What’s the BLUF?


This piece is about the BLUF acronym that is used in the military law career when giving information to commanders.

Main Piece:

I had a career in the military, in the Army as a lawyer, and one of the things in the Army is that there is not always a lot of time for like long explanations or details when you’re working with a commander and what they always say is “what’s the BLUF?” And BLUF is bottom line up front. So basically, you might want like as a lawyer three pages of analysis, but they’re like “give me the BLUF.” And that’s just like “okay. Yes you can do it and here’s why.” And you always have to put the BLUF at the beginning of any papers you write or any information you give.”


The informant has had a 25 year long career in the JAG branch of the Army and picked up this lingo as part of her job. She has worked under many commanders and used quick lingo such as BLUF in daily language at the offices. The subject has lived all over due to her military career, from Hawaii, Kansas, Virginia, and Germany. She is originally from Buffalo New York. She says she remembers this particular acronym and saying because it was used so often.

My Interpretation:
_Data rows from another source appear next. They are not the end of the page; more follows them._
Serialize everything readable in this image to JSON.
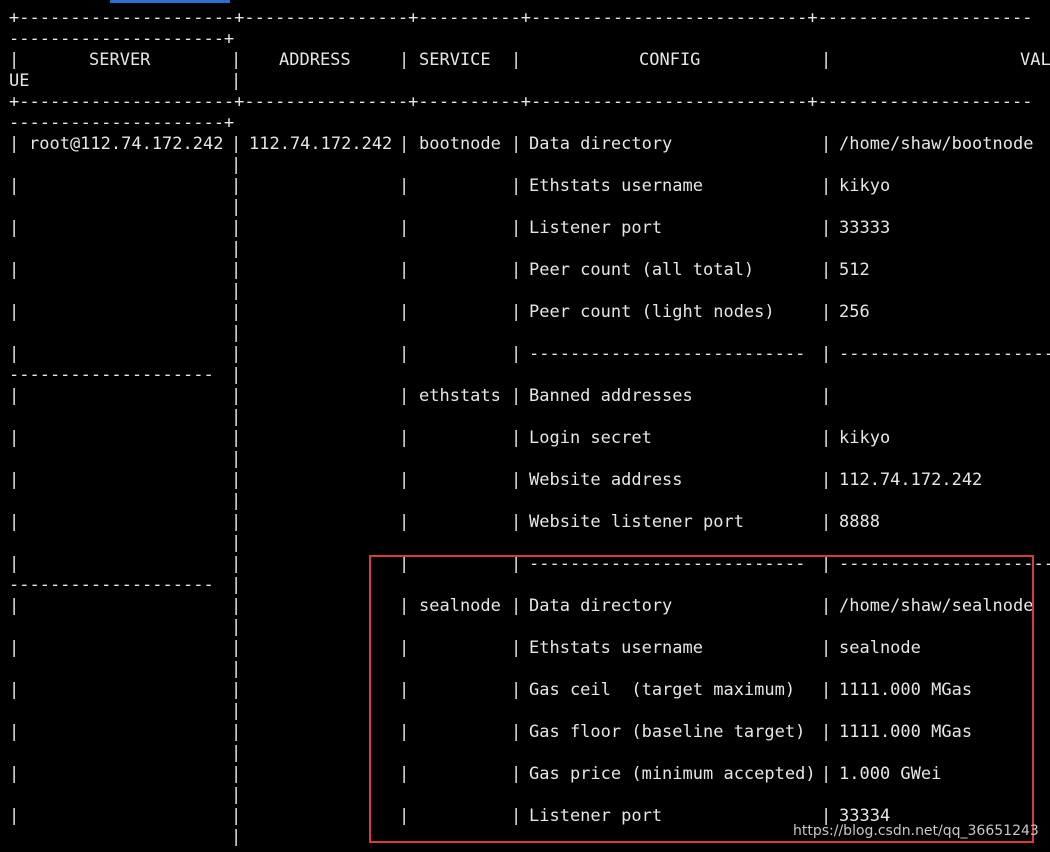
{
  "colors": {
    "background": "#000000",
    "text": "#e6e6e6",
    "highlight_border": "#d93a3a",
    "accent": "#2a6fd6"
  },
  "table": {
    "border_lines": {
      "top_a": "+---------------------+----------------+----------+---------------------------+---------------------",
      "top_b": "---------------------+",
      "sep_a": "+---------------------+----------------+----------+---------------------------+---------------------",
      "sep_b": "---------------------+"
    },
    "header": {
      "server": "SERVER",
      "address": "ADDRESS",
      "service": "SERVICE",
      "config": "CONFIG",
      "value": "VAL",
      "value_wrap": "UE"
    },
    "rows": [
      {
        "server": "root@112.74.172.242",
        "address": "112.74.172.242",
        "service": "bootnode",
        "config": "Data directory",
        "value": "/home/shaw/bootnode"
      },
      {
        "server": "",
        "address": "",
        "service": "",
        "config": "Ethstats username",
        "value": "kikyo"
      },
      {
        "server": "",
        "address": "",
        "service": "",
        "config": "Listener port",
        "value": "33333"
      },
      {
        "server": "",
        "address": "",
        "service": "",
        "config": "Peer count (all total)",
        "value": "512"
      },
      {
        "server": "",
        "address": "",
        "service": "",
        "config": "Peer count (light nodes)",
        "value": "256"
      },
      {
        "server": "",
        "address": "",
        "service": "",
        "config": "---------------------------",
        "value": "---------------------"
      },
      {
        "server": "",
        "address": "",
        "service": "ethstats",
        "config": "Banned addresses",
        "value": ""
      },
      {
        "server": "",
        "address": "",
        "service": "",
        "config": "Login secret",
        "value": "kikyo"
      },
      {
        "server": "",
        "address": "",
        "service": "",
        "config": "Website address",
        "value": "112.74.172.242"
      },
      {
        "server": "",
        "address": "",
        "service": "",
        "config": "Website listener port",
        "value": "8888"
      },
      {
        "server": "",
        "address": "",
        "service": "",
        "config": "---------------------------",
        "value": "---------------------"
      },
      {
        "server": "",
        "address": "",
        "service": "sealnode",
        "config": "Data directory",
        "value": "/home/shaw/sealnode"
      },
      {
        "server": "",
        "address": "",
        "service": "",
        "config": "Ethstats username",
        "value": "sealnode"
      },
      {
        "server": "",
        "address": "",
        "service": "",
        "config": "Gas ceil  (target maximum)",
        "value": "1111.000 MGas"
      },
      {
        "server": "",
        "address": "",
        "service": "",
        "config": "Gas floor (baseline target)",
        "value": "1111.000 MGas"
      },
      {
        "server": "",
        "address": "",
        "service": "",
        "config": "Gas price (minimum accepted)",
        "value": "1.000 GWei"
      },
      {
        "server": "",
        "address": "",
        "service": "",
        "config": "Listener port",
        "value": "33334"
      }
    ],
    "wrap_dash": "--------------------"
  },
  "watermark": "https://blog.csdn.net/qq_36651243"
}
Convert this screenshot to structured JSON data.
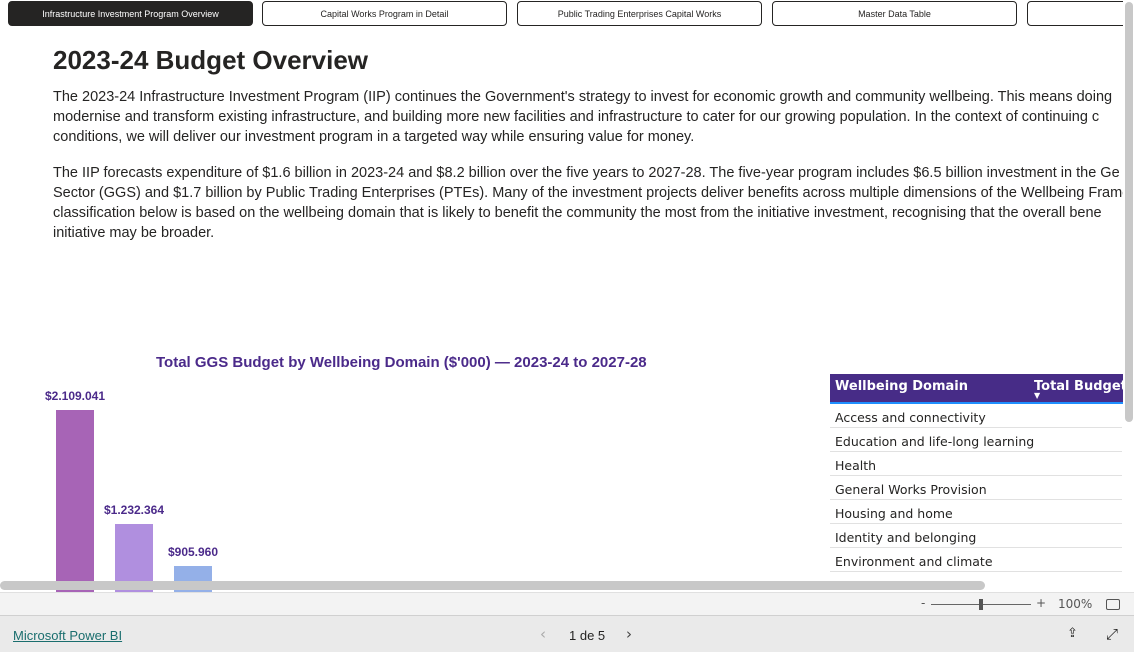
{
  "tabs": [
    {
      "label": "Infrastructure Investment Program Overview",
      "active": true
    },
    {
      "label": "Capital Works Program in Detail"
    },
    {
      "label": "Public Trading Enterprises Capital Works"
    },
    {
      "label": "Master Data Table"
    },
    {
      "label": ""
    }
  ],
  "page_title": "2023-24 Budget Overview",
  "paragraph1": [
    "The 2023-24 Infrastructure Investment Program (IIP) continues the Government's strategy to invest for economic growth and community wellbeing. This means doing",
    "modernise and transform existing infrastructure, and building more new facilities and infrastructure to cater for our growing population. In the context of continuing c",
    "conditions, we will deliver our investment program in a targeted way while ensuring value for money."
  ],
  "paragraph2": [
    "The IIP forecasts expenditure of $1.6 billion in 2023-24 and $8.2 billion over the five years to 2027-28. The five-year program includes $6.5 billion investment in the Ge",
    "Sector (GGS) and $1.7 billion by Public Trading Enterprises (PTEs). Many of the investment projects deliver benefits across multiple dimensions of the Wellbeing Frame",
    "classification below is based on the wellbeing domain that is likely to benefit the community the most from the initiative investment, recognising that the overall bene",
    "initiative may be broader."
  ],
  "chart_data": {
    "type": "bar",
    "title": "Total GGS Budget by Wellbeing Domain ($'000) — 2023-24 to 2027-28",
    "values": [
      2109041,
      1232364,
      905960
    ],
    "labels": [
      "$2.109.041",
      "$1.232.364",
      "$905.960"
    ],
    "colors": [
      "#a764b6",
      "#b08fdf",
      "#94b0e8"
    ]
  },
  "table": {
    "headers": [
      "Wellbeing Domain",
      "Total Budgete"
    ],
    "rows": [
      "Access and connectivity",
      "Education and life-long learning",
      "Health",
      "General Works Provision",
      "Housing and home",
      "Identity and belonging",
      "Environment and climate"
    ],
    "header_color": "#472c87"
  },
  "zoom": {
    "minus": "-",
    "plus": "+",
    "level": "100%",
    "value_percent": 100
  },
  "footer": {
    "brand": "Microsoft Power BI",
    "page": "1 de 5"
  }
}
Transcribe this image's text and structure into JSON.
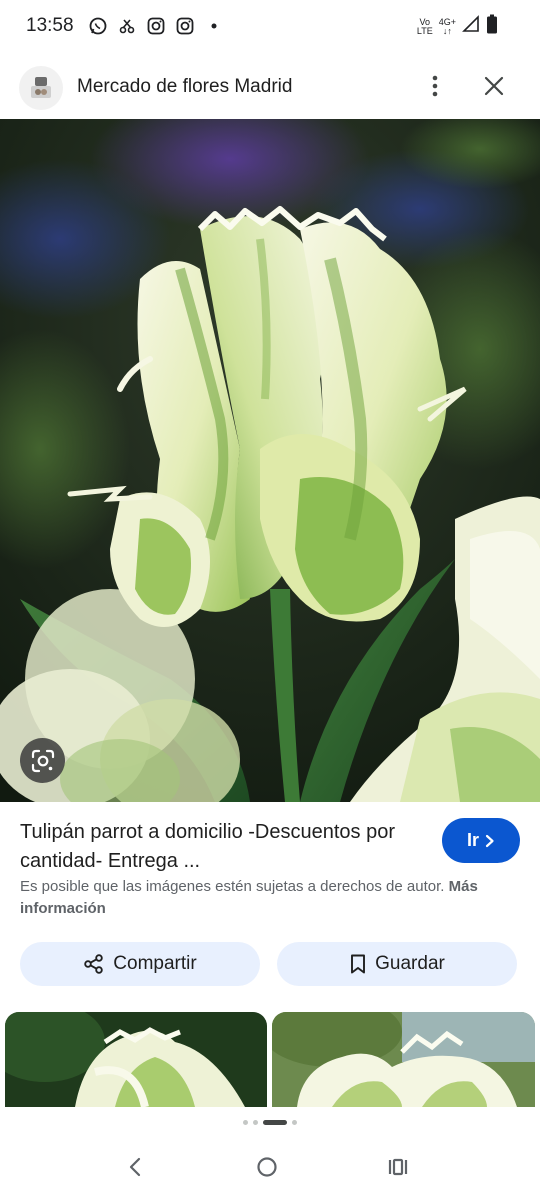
{
  "status_bar": {
    "time": "13:58",
    "left_icons": [
      "whatsapp-icon",
      "missed-call-icon",
      "instagram-icon",
      "instagram-icon",
      "dot-icon"
    ],
    "network_label_top": "Vo",
    "network_label_bottom": "LTE",
    "data_label_top": "4G+",
    "data_label_bottom": "↓↑",
    "right_icons": [
      "signal-icon",
      "battery-icon"
    ]
  },
  "header": {
    "title": "Mercado de flores Madrid"
  },
  "result": {
    "title": "Tulipán parrot a domicilio -Descuentos por cantidad- Entrega ...",
    "go_label": "Ir",
    "copyright_text": "Es posible que las imágenes estén sujetas a derechos de autor.",
    "more_info": "Más información"
  },
  "actions": {
    "share_label": "Compartir",
    "save_label": "Guardar"
  },
  "carousel": {
    "dots": 4,
    "active_index": 2
  },
  "colors": {
    "accent": "#0b57d0",
    "action_bg": "#e8f0fe"
  }
}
Growing up in a military family as well, I definitely see how this phrase/acronym could be used in daily language. My parents would speak in codes that seemed like a different language. Hearing one of the phrases explained is interesting for me, almost like learning a definition for a word you should know, but were always too afraid to ask because it seems like common knowledge. I think if you are around this kind of phrase everyday, then it is just common knowledge. For civilians, I never hear this phrase being used in the work environment.